═════ SUPPLIED INFORMATION ═════

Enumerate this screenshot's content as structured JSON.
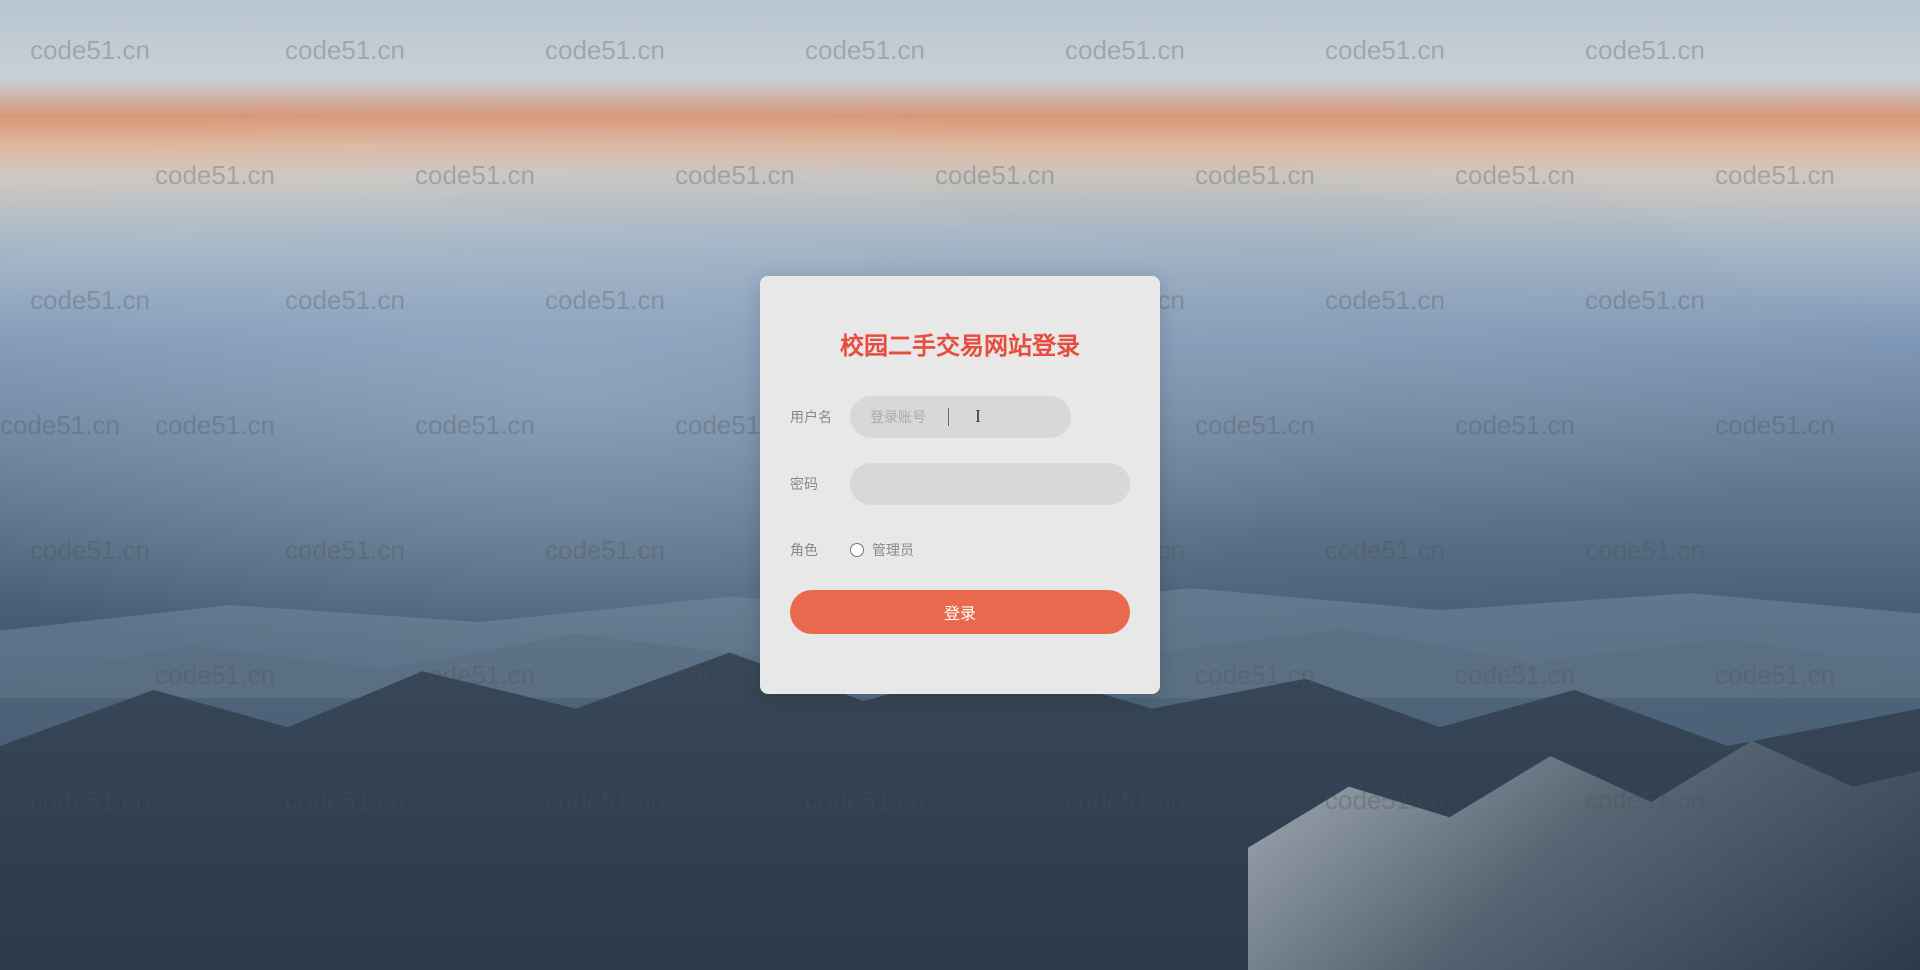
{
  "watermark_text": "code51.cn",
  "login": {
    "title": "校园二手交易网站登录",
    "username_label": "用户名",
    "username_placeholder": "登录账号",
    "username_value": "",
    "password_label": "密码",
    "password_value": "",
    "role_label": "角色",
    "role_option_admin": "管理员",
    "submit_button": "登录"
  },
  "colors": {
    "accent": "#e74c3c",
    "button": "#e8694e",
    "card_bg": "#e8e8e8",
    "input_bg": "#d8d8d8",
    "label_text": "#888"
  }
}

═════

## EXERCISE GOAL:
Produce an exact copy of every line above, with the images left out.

## OUTPUT FOR THIS EXERCISE:
Enumerate this screenshot's content as structured JSON.
{
  "watermark_text": "code51.cn",
  "login": {
    "title": "校园二手交易网站登录",
    "username_label": "用户名",
    "username_placeholder": "登录账号",
    "username_value": "",
    "password_label": "密码",
    "password_value": "",
    "role_label": "角色",
    "role_option_admin": "管理员",
    "submit_button": "登录"
  },
  "colors": {
    "accent": "#e74c3c",
    "button": "#e8694e",
    "card_bg": "#e8e8e8",
    "input_bg": "#d8d8d8",
    "label_text": "#888"
  }
}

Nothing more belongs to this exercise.